•    the right boardroom mindset towards and beliefs about branding;
•    the right skill sets to build and manage brands; and
•    the right allocation of organisational and financial resources to achieve various business objectives and build sustainable brand equity.

Everyone in the company must be properly aligned with the brand values. The entire company and all its multiple, cross-functional activities should be channelled towards this goal.

The primary objective of boardrooms is to build and sustain shareholder value, and deliver competitive returns to shareholders. Branding is a very effective catalyst for better leadership and helps the boardroom drive a shared vision through the organisation.

The boardroom must manage by metrics, and balance short- and long-term perspectives and performance. The growing emphasis on brand strategy to drive shareholder value and competitiveness will move up the boardroom agenda and become one of the most prominent value drivers in this century.

RIA: Some brands in Asia are not overly concerned about branding. What advice do you have for these brands?

MR: Many Asian companies have traditionally been focused on asset-intensive industries. But several studies suggest that the most profitable Asian companies focus on intangibles such as human capital, exploiting network effects, and creating synergies based on brands or reputation, rather than investing in tangible assets.

In other words, intangible assets like brands play a significant role in value creation and can become an important driver of shareholder value for many more Asian companies than is the case today.

Short-term survival is always a challenge, but short- and long-term perspectives must be balanced as there is no short cut to iconic branding – it takes time, patience and money.
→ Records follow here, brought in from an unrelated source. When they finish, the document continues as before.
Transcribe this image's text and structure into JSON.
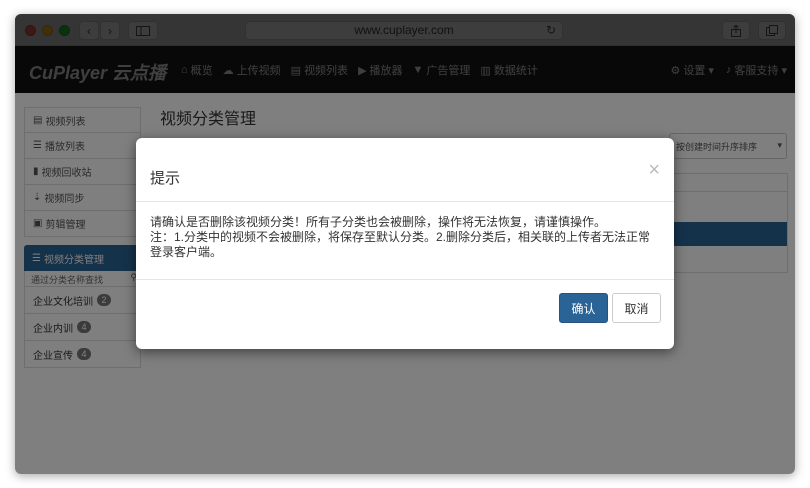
{
  "browser": {
    "url": "www.cuplayer.com",
    "back_glyph": "‹",
    "forward_glyph": "›",
    "reload_glyph": "↻"
  },
  "navbar": {
    "brand": "CuPlayer 云点播",
    "items": [
      {
        "icon": "home-icon",
        "glyph": "⌂",
        "label": "概览"
      },
      {
        "icon": "upload-icon",
        "glyph": "☁",
        "label": "上传视频"
      },
      {
        "icon": "film-icon",
        "glyph": "▤",
        "label": "视频列表"
      },
      {
        "icon": "play-icon",
        "glyph": "▶",
        "label": "播放器"
      },
      {
        "icon": "filter-icon",
        "glyph": "▼",
        "label": "广告管理"
      },
      {
        "icon": "stats-icon",
        "glyph": "▥",
        "label": "数据统计"
      }
    ],
    "right": [
      {
        "icon": "gear-icon",
        "glyph": "⚙",
        "label": "设置 ▾"
      },
      {
        "icon": "bell-icon",
        "glyph": "♪",
        "label": "客服支持 ▾"
      }
    ]
  },
  "sidebar": {
    "items": [
      {
        "glyph": "▤",
        "label": "视频列表"
      },
      {
        "glyph": "☰",
        "label": "播放列表"
      },
      {
        "glyph": "▮",
        "label": "视频回收站"
      },
      {
        "glyph": "⇣",
        "label": "视频同步"
      },
      {
        "glyph": "▣",
        "label": "剪辑管理"
      }
    ],
    "active": {
      "glyph": "☰",
      "label": "视频分类管理"
    },
    "search_placeholder": "通过分类名称查找",
    "search_glyph": "⚲",
    "categories": [
      {
        "label": "企业文化培训",
        "count": "2"
      },
      {
        "label": "企业内训",
        "count": "4"
      },
      {
        "label": "企业宣传",
        "count": "4"
      }
    ]
  },
  "main": {
    "title": "视频分类管理",
    "sort_label": "按创建时间升序排序",
    "sort_caret": "▾"
  },
  "modal": {
    "title": "提示",
    "close": "×",
    "body_line1": "请确认是否删除该视频分类！所有子分类也会被删除，操作将无法恢复，请谨慎操作。",
    "body_line2": "注：1.分类中的视频不会被删除，将保存至默认分类。2.删除分类后，相关联的上传者无法正常登录客户端。",
    "confirm": "确认",
    "cancel": "取消"
  },
  "colors": {
    "navbar_bg": "#222222",
    "primary": "#2a6496",
    "overlay": "rgba(0,0,0,0.5)"
  }
}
A McKinsey study found that expectations of future performance are the main driver of shareholder returns. Across industries and stock exchanges, up to 80 percent of a company’s market value can be explained by expectations for cash flow over the next three years. These expectations are driven by judgements about growth potential and long-term profitability.

RIA: In your book, Asian Brand Strategy, you talk about 10 steps for building an Asian brand. What are these steps, briefly?

MR: The 10 steps are:

1. Have your CEO lead the company’s brand strategy.
2. Build your own model, as not every model suits everyone.
3. Involve your stakeholders, including customers.
4. Advance the corporate vision.
5. Exploit new technologies.
6. Empower people to become brand ambassadors.
7. Create the right delivery system.
8. Communicate!
9. Measure your brand’s performance.
10. Constantly make adjustments, and be ready to raise the bar at all times.

RIA: What do you see as the future of marketing?

MR: The marketing function has come under increasing pressure to demonstrate financial results. Boardrooms must recognise this development and act accordingly.

The first change I foresee is related to the role of marketing. As marketing is increasingly taking place along the entire value chain, marketing is no longer going to be solely the responsibility of the marketing function. Instead, everyone in the organisation will be involved. This requires a more cross-functional orientation, with a solid understanding of all the elements in the value chain including skills within engineering, purchasing, manufacturing, logistics, and finance and accounting. It might require an upgrade of skill sets and ongoing training of marketing personnel.

The second change required is related to the outcome of marketing. For the marketing function to become an integral part of the boardroom agenda, the key issue for the future is to focus on demonstrating the financial consequences of marketing expenditures.

Martin Roll is the opening keynote speaker and guest of honour at the 19th National Retail Conference & Stores Asia Expo (19th NRCE), taking place on 11-12 August in Manila.

Talking Shop is the Retail in Asia section devoted to interviews with experts from the retail industry.